Given records »
Content starts

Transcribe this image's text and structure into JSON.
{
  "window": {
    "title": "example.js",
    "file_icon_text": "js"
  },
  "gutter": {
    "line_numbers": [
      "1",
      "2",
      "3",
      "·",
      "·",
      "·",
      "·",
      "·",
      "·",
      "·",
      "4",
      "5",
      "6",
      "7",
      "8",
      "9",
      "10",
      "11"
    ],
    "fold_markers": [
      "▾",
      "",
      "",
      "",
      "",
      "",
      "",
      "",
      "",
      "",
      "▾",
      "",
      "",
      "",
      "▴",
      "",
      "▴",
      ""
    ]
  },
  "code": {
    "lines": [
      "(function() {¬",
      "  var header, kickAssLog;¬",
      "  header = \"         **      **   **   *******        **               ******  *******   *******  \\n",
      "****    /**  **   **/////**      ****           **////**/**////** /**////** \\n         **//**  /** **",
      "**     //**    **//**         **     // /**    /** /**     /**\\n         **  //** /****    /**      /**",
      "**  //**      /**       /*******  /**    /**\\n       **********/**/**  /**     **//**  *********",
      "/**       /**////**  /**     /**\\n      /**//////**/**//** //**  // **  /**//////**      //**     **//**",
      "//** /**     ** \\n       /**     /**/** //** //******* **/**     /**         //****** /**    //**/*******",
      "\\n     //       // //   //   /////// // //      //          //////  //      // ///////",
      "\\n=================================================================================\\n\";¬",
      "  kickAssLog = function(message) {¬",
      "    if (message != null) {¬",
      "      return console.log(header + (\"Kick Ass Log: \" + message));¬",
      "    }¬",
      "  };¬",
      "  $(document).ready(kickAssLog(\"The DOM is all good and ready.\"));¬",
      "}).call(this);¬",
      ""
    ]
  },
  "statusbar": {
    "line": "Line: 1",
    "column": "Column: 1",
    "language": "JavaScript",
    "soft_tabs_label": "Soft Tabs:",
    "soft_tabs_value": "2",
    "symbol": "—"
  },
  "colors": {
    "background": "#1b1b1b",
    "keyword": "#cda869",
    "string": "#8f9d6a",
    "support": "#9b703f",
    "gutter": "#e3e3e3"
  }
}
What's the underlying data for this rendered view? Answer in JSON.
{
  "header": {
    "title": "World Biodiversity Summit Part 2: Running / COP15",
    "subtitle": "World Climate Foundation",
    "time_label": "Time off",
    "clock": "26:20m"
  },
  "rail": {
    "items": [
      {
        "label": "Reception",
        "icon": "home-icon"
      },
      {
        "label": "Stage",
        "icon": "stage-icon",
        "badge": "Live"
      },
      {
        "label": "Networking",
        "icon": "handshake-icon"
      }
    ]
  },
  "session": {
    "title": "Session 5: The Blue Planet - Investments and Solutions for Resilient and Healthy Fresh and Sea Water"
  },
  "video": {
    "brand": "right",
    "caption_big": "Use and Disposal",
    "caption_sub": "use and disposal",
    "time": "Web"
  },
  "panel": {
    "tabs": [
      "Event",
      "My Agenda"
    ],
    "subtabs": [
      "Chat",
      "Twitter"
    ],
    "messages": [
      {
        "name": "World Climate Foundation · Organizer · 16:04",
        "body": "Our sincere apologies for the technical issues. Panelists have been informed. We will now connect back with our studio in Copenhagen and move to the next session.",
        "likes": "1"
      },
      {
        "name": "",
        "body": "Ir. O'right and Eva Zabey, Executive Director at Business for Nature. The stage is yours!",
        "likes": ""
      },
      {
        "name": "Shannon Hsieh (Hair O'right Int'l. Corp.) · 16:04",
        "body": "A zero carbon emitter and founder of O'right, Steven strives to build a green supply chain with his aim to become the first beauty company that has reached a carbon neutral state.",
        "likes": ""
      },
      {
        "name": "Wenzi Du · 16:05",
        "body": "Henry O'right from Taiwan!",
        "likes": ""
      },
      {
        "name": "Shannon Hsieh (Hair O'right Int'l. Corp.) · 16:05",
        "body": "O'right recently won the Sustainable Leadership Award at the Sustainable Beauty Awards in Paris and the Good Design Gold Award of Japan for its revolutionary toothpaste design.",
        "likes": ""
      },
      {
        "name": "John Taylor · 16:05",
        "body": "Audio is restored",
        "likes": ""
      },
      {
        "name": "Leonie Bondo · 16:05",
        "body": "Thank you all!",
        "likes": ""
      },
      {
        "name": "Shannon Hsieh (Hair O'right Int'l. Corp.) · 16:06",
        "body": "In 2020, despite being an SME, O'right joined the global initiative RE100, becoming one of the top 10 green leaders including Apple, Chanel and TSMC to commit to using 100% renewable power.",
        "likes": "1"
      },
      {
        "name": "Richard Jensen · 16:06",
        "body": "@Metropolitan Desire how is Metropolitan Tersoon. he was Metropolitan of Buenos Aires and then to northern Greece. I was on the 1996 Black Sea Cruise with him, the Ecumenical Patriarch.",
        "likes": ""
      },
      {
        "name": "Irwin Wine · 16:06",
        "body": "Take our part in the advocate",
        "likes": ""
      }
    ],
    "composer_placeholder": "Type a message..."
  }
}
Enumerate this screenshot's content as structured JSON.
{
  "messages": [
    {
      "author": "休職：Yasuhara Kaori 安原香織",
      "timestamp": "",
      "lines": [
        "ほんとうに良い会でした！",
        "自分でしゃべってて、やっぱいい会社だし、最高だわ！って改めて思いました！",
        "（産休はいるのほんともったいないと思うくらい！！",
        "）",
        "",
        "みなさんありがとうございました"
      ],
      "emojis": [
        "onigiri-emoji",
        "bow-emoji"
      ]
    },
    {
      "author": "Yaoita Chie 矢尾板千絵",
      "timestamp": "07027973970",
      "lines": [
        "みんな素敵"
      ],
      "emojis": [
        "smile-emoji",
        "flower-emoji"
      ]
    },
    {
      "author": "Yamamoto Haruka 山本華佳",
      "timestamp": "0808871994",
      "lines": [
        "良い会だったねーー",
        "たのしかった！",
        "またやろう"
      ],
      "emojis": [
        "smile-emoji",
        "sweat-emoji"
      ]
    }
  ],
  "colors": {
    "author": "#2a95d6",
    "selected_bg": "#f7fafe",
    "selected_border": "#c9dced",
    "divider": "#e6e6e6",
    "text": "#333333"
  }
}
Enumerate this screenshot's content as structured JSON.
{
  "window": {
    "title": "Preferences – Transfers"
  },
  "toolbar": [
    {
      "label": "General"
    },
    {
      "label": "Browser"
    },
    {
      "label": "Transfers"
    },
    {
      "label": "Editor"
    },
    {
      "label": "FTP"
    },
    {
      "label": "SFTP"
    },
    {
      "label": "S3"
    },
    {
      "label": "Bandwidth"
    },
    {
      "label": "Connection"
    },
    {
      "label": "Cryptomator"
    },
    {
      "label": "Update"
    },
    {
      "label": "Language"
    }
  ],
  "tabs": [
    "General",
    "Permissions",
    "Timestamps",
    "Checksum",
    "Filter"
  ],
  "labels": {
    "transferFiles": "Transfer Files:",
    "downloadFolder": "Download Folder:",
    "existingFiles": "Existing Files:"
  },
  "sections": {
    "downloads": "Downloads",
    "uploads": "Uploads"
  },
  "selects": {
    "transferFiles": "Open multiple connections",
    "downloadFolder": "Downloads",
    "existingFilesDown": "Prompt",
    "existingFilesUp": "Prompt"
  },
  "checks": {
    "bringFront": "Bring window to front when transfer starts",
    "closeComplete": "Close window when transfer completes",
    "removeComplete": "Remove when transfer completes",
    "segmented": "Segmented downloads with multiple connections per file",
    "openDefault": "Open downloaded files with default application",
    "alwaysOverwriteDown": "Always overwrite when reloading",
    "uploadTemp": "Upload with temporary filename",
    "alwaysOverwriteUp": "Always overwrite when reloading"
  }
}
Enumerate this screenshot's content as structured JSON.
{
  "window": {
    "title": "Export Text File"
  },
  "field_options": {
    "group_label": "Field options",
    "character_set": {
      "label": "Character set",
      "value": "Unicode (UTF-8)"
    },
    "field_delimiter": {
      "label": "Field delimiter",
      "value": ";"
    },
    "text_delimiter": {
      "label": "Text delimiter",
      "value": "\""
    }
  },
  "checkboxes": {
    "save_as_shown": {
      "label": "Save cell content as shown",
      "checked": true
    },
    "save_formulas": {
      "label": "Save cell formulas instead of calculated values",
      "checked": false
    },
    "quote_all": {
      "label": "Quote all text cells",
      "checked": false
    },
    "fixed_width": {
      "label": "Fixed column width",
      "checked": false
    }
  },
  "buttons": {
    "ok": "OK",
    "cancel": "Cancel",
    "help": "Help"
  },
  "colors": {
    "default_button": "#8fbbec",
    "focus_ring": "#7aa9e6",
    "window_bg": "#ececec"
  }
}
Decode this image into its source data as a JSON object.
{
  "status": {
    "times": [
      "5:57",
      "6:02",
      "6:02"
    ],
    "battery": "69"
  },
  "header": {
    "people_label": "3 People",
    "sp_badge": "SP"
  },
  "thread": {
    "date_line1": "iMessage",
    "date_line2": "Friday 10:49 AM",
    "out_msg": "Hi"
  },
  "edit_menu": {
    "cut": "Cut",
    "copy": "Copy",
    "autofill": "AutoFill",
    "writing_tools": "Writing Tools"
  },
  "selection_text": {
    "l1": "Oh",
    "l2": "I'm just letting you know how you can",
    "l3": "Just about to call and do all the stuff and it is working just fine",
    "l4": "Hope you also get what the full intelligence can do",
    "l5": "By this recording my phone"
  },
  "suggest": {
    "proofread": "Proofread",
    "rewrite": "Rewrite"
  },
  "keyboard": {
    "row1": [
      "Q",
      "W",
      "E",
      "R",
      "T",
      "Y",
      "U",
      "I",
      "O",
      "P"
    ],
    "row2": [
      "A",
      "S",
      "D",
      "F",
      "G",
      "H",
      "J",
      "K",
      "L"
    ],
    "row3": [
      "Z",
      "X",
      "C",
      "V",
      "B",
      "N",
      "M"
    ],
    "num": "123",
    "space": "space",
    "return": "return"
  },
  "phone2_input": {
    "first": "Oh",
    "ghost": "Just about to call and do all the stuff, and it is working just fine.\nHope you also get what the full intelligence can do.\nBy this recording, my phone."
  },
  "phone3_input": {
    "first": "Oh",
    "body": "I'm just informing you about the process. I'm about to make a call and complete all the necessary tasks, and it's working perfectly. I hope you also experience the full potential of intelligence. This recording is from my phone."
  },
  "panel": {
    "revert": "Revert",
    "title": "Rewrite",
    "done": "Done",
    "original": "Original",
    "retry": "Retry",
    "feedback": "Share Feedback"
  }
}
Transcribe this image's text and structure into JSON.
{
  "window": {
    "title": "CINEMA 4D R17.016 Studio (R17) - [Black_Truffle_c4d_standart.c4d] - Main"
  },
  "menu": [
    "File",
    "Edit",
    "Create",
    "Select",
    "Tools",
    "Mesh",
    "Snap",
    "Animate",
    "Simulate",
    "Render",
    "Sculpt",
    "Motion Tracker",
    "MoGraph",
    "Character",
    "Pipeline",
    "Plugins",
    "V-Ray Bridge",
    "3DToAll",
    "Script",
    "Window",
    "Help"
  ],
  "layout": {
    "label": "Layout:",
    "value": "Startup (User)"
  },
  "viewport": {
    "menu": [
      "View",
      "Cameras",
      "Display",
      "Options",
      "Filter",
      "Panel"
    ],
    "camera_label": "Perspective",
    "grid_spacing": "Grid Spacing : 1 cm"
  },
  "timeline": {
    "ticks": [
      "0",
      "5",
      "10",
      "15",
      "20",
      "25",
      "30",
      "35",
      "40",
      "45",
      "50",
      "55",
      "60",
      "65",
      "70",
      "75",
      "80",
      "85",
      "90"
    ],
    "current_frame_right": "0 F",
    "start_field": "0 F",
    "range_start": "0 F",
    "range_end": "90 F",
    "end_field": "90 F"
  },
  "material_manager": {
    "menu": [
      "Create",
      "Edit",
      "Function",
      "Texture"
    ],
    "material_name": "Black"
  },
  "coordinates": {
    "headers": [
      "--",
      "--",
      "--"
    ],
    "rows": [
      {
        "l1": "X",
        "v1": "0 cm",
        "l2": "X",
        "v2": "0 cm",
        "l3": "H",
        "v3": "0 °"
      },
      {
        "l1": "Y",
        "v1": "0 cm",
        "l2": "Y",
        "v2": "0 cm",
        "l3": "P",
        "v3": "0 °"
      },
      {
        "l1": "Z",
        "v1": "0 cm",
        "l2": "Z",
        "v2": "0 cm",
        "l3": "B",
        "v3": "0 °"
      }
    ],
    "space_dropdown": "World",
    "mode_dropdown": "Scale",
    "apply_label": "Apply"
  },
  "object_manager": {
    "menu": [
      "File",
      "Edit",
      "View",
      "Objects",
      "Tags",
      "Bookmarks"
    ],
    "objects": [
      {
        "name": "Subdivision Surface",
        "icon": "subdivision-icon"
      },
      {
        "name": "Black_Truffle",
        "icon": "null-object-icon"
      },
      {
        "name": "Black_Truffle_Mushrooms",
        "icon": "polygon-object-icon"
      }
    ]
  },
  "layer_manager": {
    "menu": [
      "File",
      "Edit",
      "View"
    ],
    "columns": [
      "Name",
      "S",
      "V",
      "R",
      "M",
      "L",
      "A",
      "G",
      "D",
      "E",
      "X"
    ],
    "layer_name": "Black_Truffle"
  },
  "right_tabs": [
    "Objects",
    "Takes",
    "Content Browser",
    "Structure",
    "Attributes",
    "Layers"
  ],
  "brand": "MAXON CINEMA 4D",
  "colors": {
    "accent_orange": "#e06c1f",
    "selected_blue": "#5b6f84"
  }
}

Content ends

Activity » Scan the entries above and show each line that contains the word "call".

Response area »
      "}).call(this);¬",
    "l3": "Just about to call and do all the stuff and it is working just fine",
    "ghost": "Just about to call and do all the stuff, and it is working just fine.\nHope you also get what the full intelligence can do.\nBy this recording, my phone."
    "body": "I'm just informing you about the process. I'm about to make a call and complete all the necessary tasks, and it's working perfectly. I hope you also experience the full potential of intelligence. This recording is from my phone."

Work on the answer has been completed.